On this blog, my posts on Latin America have a few recurring themes. Two of the most prominent must surely be related to corruption in the executive office and public protests calling for the president’s impeachment or resignation.
Well, once again I return to this topic. Juan Orlando Hernández, the President of Honduras, from the conservative and right-leaning Partido Nacional, is facing calls for his resignation over allegations of corruption, following a large public demonstration attended by thousands of marchers last Friday in Tegucigalpa. This was the fifth Friday in a row that saw demonstrations calling for the president’s resignation.

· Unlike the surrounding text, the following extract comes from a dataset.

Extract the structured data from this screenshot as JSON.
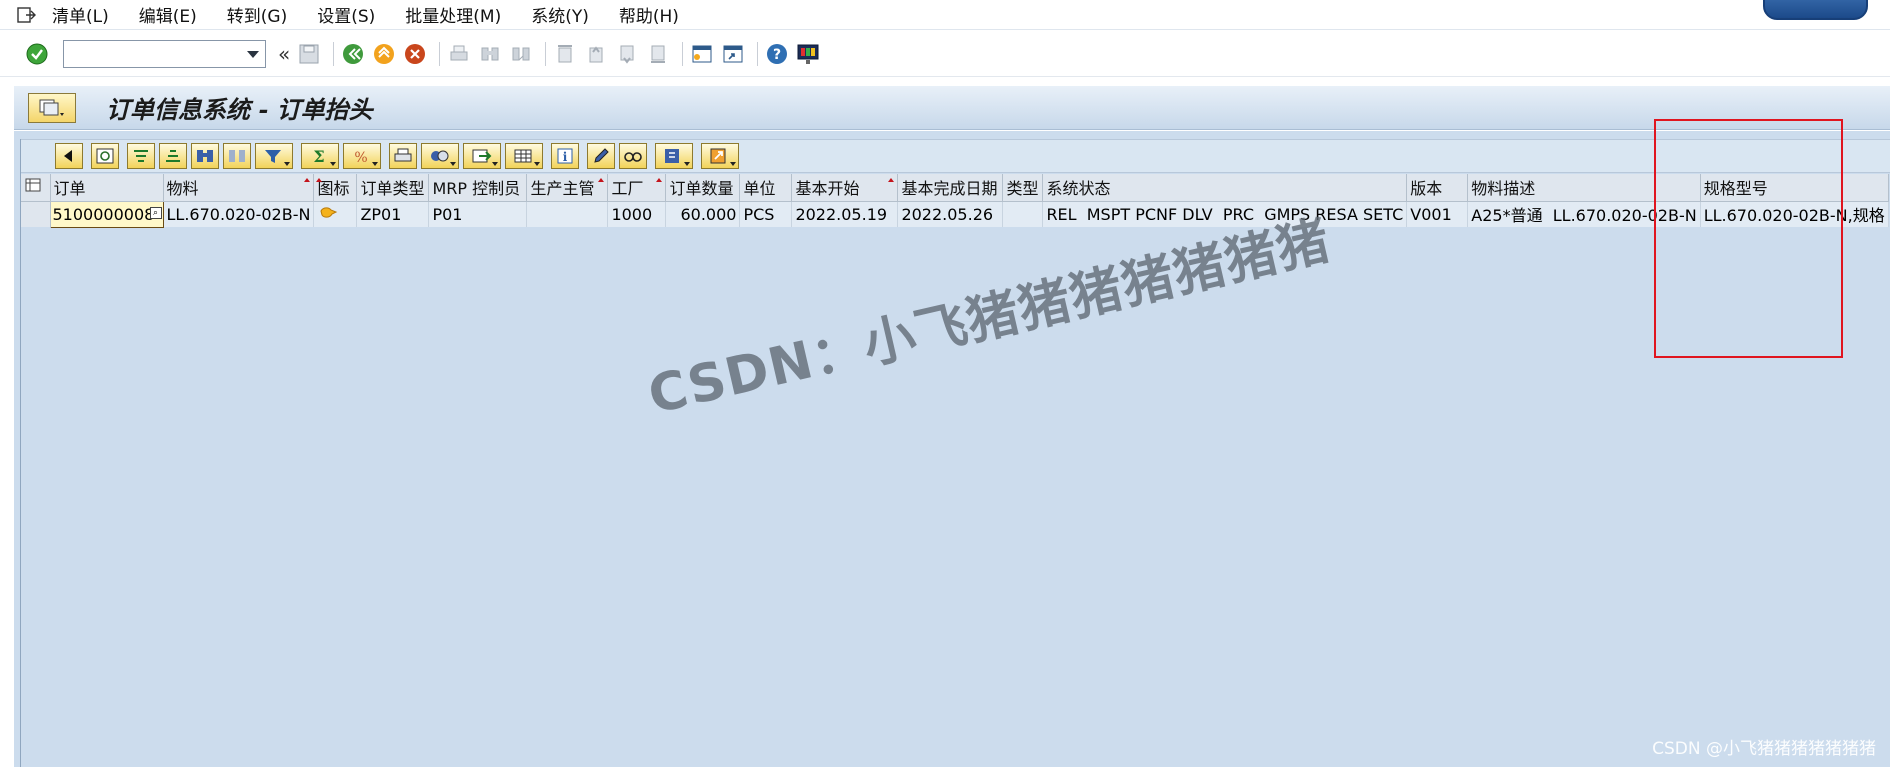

JOH came to power following the December 2013 elections, which saw him defeat the left-leaning wife, Xiomara Castro, of a former president, Manuel Zelaya, ousted in a coup in 2009 by pro-military conservative factions. However, the president and his party have now been accused of embezzling over US$90 million from the state social security agency, which was then used to fund Hernández’s victory in the 2013 election. This is part of a larger scandal involving the state agency, El Instituto Hondureño de Seguridad Social (IHSS), which provides one in every eight Hondurans with healthcare, that has seen over US$200 million embezzled from its coffers over the last few years. Hernández has claimed that he was unaware where the money came from.

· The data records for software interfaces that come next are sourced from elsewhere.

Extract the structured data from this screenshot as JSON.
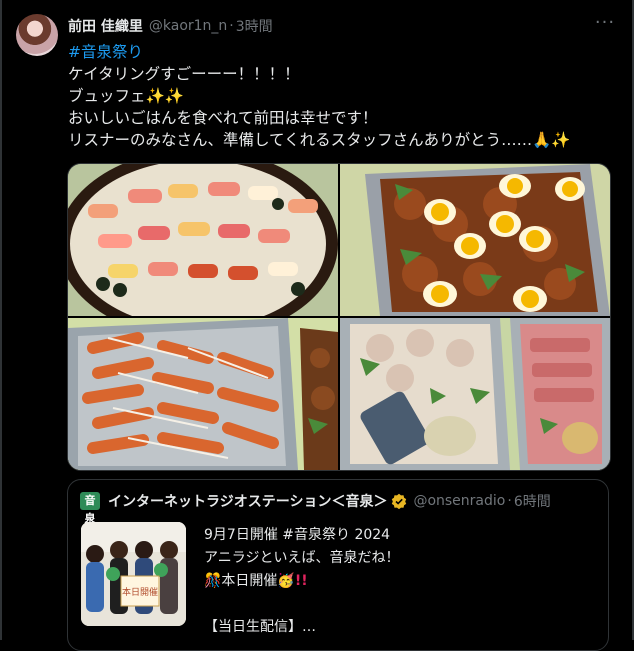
{
  "post": {
    "author_name": "前田 佳織里",
    "author_handle": "@kaor1n_n",
    "time_ago": "3時間",
    "hashtag": "#音泉祭り",
    "lines": [
      "ケイタリングすごーーー！！！！",
      "ブュッフェ✨✨",
      "おいしいごはんを食べれて前田は幸せです！",
      "リスナーのみなさん、準備してくれるスタッフさんありがとう……🙏✨"
    ]
  },
  "icons": {
    "more": "more-dots-icon",
    "verified": "verified-badge-icon",
    "avatar": "avatar-image"
  },
  "quote": {
    "logo_text": "音泉",
    "name": "インターネットラジオステーション＜音泉＞",
    "handle": "@onsenradio",
    "time_ago": "6時間",
    "lines": [
      "9月7日開催 #音泉祭り 2024",
      "アニラジといえば、音泉だね！",
      "🎊本日開催🥳",
      "!!",
      "",
      "【当日生配信】…"
    ],
    "thumb_sign": "本日開催"
  },
  "colors": {
    "background": "#000000",
    "text": "#e7e9ea",
    "muted": "#71767b",
    "link": "#1d9bf0",
    "verified": "#e8b623",
    "alert": "#e0245e"
  }
}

These allegations of corruption in Honduras at the very highest institutional level join a long list for Latin America. Across the region, presidents have often been associated with corruption while occupying the executive office. For example, last year alone, Guatemalan ex-President Alfonso Portillo was sentenced to five years in prison in the US for taking bribes from Taiwan. In April in El Salvador, it was announced that evidence had emerging linking former president Francisco Flores to illegal and hidden bank accounts. Argentine Vice-President, Amado Boudou, appeared in court in June 2014 to respond to allegations that he illegally halted bankruptcy proceedings against a company that he supposedly had an interest in.

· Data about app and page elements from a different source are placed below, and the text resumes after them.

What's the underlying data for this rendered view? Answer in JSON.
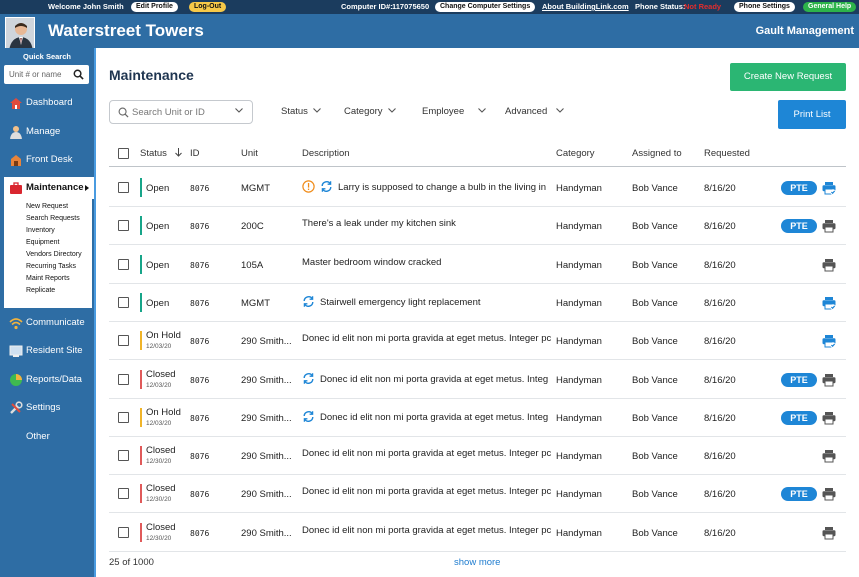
{
  "topbar": {
    "welcome": "Welcome John Smith",
    "edit_profile": "Edit Profile",
    "logout": "Log-Out",
    "computer_id_label": "Computer ID#:",
    "computer_id": "117075650",
    "change_computer_settings": "Change Computer Settings",
    "about": "About BuildingLink.com",
    "phone_status_label": "Phone Status:",
    "phone_status": "Not Ready",
    "phone_settings": "Phone Settings",
    "general_help": "General Help"
  },
  "header": {
    "building_name": "Waterstreet Towers",
    "company_name": "Gault Management"
  },
  "sidebar": {
    "quick_search_label": "Quick Search",
    "quick_search_placeholder": "Unit # or name",
    "items": [
      {
        "label": "Dashboard",
        "icon": "dashboard-icon"
      },
      {
        "label": "Manage",
        "icon": "manage-icon"
      },
      {
        "label": "Front Desk",
        "icon": "front-desk-icon"
      },
      {
        "label": "Maintenance",
        "icon": "maintenance-icon"
      },
      {
        "label": "Communicate",
        "icon": "communicate-icon"
      },
      {
        "label": "Resident Site",
        "icon": "resident-site-icon"
      },
      {
        "label": "Reports/Data",
        "icon": "reports-icon"
      },
      {
        "label": "Settings",
        "icon": "settings-icon"
      },
      {
        "label": "Other",
        "icon": ""
      }
    ],
    "submenu": [
      "New Request",
      "Search Requests",
      "Inventory",
      "Equipment",
      "Vendors Directory",
      "Recurring Tasks",
      "Maint Reports",
      "Replicate"
    ]
  },
  "main": {
    "title": "Maintenance",
    "create_button": "Create New Request",
    "print_button": "Print List",
    "search_placeholder": "Search Unit or ID",
    "filters": [
      "Status",
      "Category",
      "Employee",
      "Advanced"
    ],
    "columns": [
      "Status",
      "ID",
      "Unit",
      "Description",
      "Category",
      "Assigned to",
      "Requested"
    ],
    "rows": [
      {
        "status": "Open",
        "date": "",
        "id": "8076",
        "unit": "MGMT",
        "desc": "Larry is supposed to change a bulb in the living in",
        "category": "Handyman",
        "assigned": "Bob Vance",
        "requested": "8/16/20",
        "pte": "PTE",
        "icons": [
          "alert",
          "recurring"
        ],
        "print": "print-check"
      },
      {
        "status": "Open",
        "date": "",
        "id": "8076",
        "unit": "200C",
        "desc": "There's a leak under my kitchen sink",
        "category": "Handyman",
        "assigned": "Bob Vance",
        "requested": "8/16/20",
        "pte": "PTE",
        "icons": [],
        "print": "print"
      },
      {
        "status": "Open",
        "date": "",
        "id": "8076",
        "unit": "105A",
        "desc": "Master bedroom window cracked",
        "category": "Handyman",
        "assigned": "Bob Vance",
        "requested": "8/16/20",
        "pte": "",
        "icons": [],
        "print": "print"
      },
      {
        "status": "Open",
        "date": "",
        "id": "8076",
        "unit": "MGMT",
        "desc": "Stairwell emergency light replacement",
        "category": "Handyman",
        "assigned": "Bob Vance",
        "requested": "8/16/20",
        "pte": "",
        "icons": [
          "recurring"
        ],
        "print": "print-check"
      },
      {
        "status": "On Hold",
        "date": "12/03/20",
        "id": "8076",
        "unit": "290 Smith...",
        "desc": "Donec id elit non mi porta gravida at eget metus. Integer pc",
        "category": "Handyman",
        "assigned": "Bob Vance",
        "requested": "8/16/20",
        "pte": "",
        "icons": [],
        "print": "print-check"
      },
      {
        "status": "Closed",
        "date": "12/03/20",
        "id": "8076",
        "unit": "290 Smith...",
        "desc": "Donec id elit non mi porta gravida at eget metus. Integ",
        "category": "Handyman",
        "assigned": "Bob Vance",
        "requested": "8/16/20",
        "pte": "PTE",
        "icons": [
          "recurring"
        ],
        "print": "print"
      },
      {
        "status": "On Hold",
        "date": "12/03/20",
        "id": "8076",
        "unit": "290 Smith...",
        "desc": "Donec id elit non mi porta gravida at eget metus. Integ",
        "category": "Handyman",
        "assigned": "Bob Vance",
        "requested": "8/16/20",
        "pte": "PTE",
        "icons": [
          "recurring"
        ],
        "print": "print"
      },
      {
        "status": "Closed",
        "date": "12/30/20",
        "id": "8076",
        "unit": "290 Smith...",
        "desc": "Donec id elit non mi porta gravida at eget metus. Integer pc",
        "category": "Handyman",
        "assigned": "Bob Vance",
        "requested": "8/16/20",
        "pte": "",
        "icons": [],
        "print": "print"
      },
      {
        "status": "Closed",
        "date": "12/30/20",
        "id": "8076",
        "unit": "290 Smith...",
        "desc": "Donec id elit non mi porta gravida at eget metus. Integer pc",
        "category": "Handyman",
        "assigned": "Bob Vance",
        "requested": "8/16/20",
        "pte": "PTE",
        "icons": [],
        "print": "print"
      },
      {
        "status": "Closed",
        "date": "12/30/20",
        "id": "8076",
        "unit": "290 Smith...",
        "desc": "Donec id elit non mi porta gravida at eget metus. Integer pc",
        "category": "Handyman",
        "assigned": "Bob Vance",
        "requested": "8/16/20",
        "pte": "",
        "icons": [],
        "print": "print"
      }
    ],
    "footer_count": "25 of 1000",
    "show_more": "show more"
  },
  "colors": {
    "open": "#17a589",
    "on_hold": "#f0b429",
    "closed": "#e05a5a",
    "accent": "#1e86d6",
    "create": "#2bb673"
  }
}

These countries are also no strangers to mass protests. Since the return to democracy, large sustained street protests, motivated by allegations of corruption, have frequently acted as the trigger for a number of presidential impeachments and forced resignations. Consider the early resignations of Raúl Alfonsín and Eduardo Duhalde in Argentina in the face of popular mobilization. Or the collapse of Gonzalo Sánchez de Lozada’s presidency in Bolivia amidst persistent unrest and clashes between the police and protesters. Or the removal of Abdalá Bucaram in Ecuador. Or Carlos Andrés Pérez in Venezuela.
The combination of a corruption scandal and mass protests can, and indeed has, forced presidents to pre-emptively resign, or has forced the house to begin impeachment proceedings. Nonetheless, even in the face of mass protests, presidents who can boast institutional support have proven very difficult to remove from office.
In Honduras’ conservative and oligarchic institutional system however, Hernández appears reasonably safe. He has the backing of the Supreme Court, the traditional and conservative, Partido Nacional and many within the Partido Liberal and crucially, the support of the military. Only recently, Hernández managed to introduce a new constitutional amendment, allowing for consecutive presidential election, the very same proposal that resulted in the removal of Zelaya. It is all not easy sailing for the president however. Since 2013, a third party, Partido Libertad y Refundación (Libre) the party of Castro, have held a third of the seats in the house and the legislature has proved a somewhat persistent institutional obstacle for Hernández.
For Honduras however, these protests and this scandal only add to the woes of the already beleaguered democracy.
 See for example, Pérez-Liñán, Aníbal. 2007. Presidential Impeachment and the New Political Instability in Latin America. Cambridge University Press; or Mainstrendet, Leiv. and Einar. Berntzen. 2008. “Reducing the Perils of Presidentialism in Latin America through Presidential Interruptions.” Comparative Politics, 41(1), pp. 83-101.